by Richard Sibbes
Ps. 27. 4, ‘One thing have I desired of the Lord, that I will seek after; that I may dwell in the house of the Lord all the days of my life, to behold the beauty of the Lord, and to inquire in his temple,’
MAN in this world, especially since his defection from God, standing at a distance from his happiness in respect of full possession, it is not the least part of his bliss to be happy in expectation. Happiness being by all men desirable, the desire of it is naturally engrafted in every man; and is the centre of all the searchings of his heart and turnings of his life. But the most of men, like the men of Sodom, grope and find not the right door, Gen. 19:11. Only to a true Christian, by a supernatural light, is discovered both the right object, and the right way to felicity. Upon this discovery, finding himself, while he is here, a stranger to his happiness, he desires to take leave of this sublunary condition, that he may enjoy him who is 'the desire of all nations,' Hag. 2:7.

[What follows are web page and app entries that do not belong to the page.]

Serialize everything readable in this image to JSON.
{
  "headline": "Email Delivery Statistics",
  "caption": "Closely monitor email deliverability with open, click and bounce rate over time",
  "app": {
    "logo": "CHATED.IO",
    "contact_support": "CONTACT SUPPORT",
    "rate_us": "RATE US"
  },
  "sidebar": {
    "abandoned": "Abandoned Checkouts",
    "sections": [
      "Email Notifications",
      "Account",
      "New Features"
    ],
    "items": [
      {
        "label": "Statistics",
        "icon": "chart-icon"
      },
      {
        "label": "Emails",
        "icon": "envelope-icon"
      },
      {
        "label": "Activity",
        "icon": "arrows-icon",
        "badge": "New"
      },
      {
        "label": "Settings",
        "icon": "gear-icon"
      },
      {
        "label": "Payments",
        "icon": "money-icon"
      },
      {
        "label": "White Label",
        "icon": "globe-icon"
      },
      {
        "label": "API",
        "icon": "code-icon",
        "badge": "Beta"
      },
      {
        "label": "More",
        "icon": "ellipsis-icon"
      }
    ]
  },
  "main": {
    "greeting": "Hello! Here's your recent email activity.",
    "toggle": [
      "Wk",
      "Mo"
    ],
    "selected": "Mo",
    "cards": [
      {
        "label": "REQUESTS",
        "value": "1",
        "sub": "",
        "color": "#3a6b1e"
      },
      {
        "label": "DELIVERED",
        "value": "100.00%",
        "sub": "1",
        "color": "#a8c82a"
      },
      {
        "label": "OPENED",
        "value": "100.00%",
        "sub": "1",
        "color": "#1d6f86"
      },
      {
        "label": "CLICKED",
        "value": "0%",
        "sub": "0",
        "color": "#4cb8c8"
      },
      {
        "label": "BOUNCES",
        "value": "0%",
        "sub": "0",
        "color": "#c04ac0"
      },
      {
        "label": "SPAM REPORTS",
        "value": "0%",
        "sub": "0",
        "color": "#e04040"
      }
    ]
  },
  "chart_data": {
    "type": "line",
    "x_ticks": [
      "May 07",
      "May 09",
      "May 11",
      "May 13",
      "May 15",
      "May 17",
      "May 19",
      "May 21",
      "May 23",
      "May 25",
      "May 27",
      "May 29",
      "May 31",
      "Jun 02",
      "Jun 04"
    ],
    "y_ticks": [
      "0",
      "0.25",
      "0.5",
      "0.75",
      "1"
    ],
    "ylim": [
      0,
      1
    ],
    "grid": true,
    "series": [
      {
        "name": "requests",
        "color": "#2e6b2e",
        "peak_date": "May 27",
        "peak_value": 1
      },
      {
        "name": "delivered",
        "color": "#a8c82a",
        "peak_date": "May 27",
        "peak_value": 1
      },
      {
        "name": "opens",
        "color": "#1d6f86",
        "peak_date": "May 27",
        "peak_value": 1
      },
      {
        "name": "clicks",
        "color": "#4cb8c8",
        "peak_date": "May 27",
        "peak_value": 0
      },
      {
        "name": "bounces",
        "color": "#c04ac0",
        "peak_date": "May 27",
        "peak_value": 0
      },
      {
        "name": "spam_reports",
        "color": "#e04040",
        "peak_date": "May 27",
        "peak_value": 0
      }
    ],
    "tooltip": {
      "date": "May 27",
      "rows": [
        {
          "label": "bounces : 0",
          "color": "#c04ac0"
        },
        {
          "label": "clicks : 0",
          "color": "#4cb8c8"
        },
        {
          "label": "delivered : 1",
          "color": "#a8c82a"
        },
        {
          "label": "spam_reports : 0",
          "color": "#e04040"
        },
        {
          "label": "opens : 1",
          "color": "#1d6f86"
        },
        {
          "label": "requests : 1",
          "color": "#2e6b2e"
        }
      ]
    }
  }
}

Now although God cast common blessings promiscuously upon good and bad; yet he holds his best favours at a distance, as parents do cherries or apples from their children, to whet their appetites the more after them. And indeed the best perfection of a Christian in his military* condition, is, in desire and expectation; and it is enough to him that; for that he hath God's acceptation, who knowing whereof we are made, and how unable to hold weight in the 'balance of the sanctuary,' Dan. 5:27, takes his best gold with grains of allowance.
The soul of man is like a cipher, which is valued by that which is set before it. If it weary itself in the desire of earthly things, like the silk-worm, it finisheth its work with its own destruction. But if on things above, when this earthly tabernacle is turned to ashes, there shall result a glorious phœnix for immortality.
There are no characters better distinguishing a Christian, than those that are inward (hypocrisy like sale-work, may make a fair show outward; an hypocrite may perform external works, but cannot dissemble inward affections), and amongst them, none better discovers his temper, than the beating of the pulse of his desires, which this worthy author (who departed not without being much desired and no less lamented) hath most livelily set forth in the ensuing treatise; which a Christian, holding as a glass before him, may discern whether he have life or no by these breathings.
For the object here propounded, what more desirable than the chief good? For the place, where can it be more desired, than in his house, where his presence is manifested? What better end to be in that house, than to behold God in the 'beauty of holiness?' Ps. 29:2. What term of happiness better than 'for ever'? This was the desire of the holy prophet David, and that it may be thy desire, is the desire of
Thy Christian friend,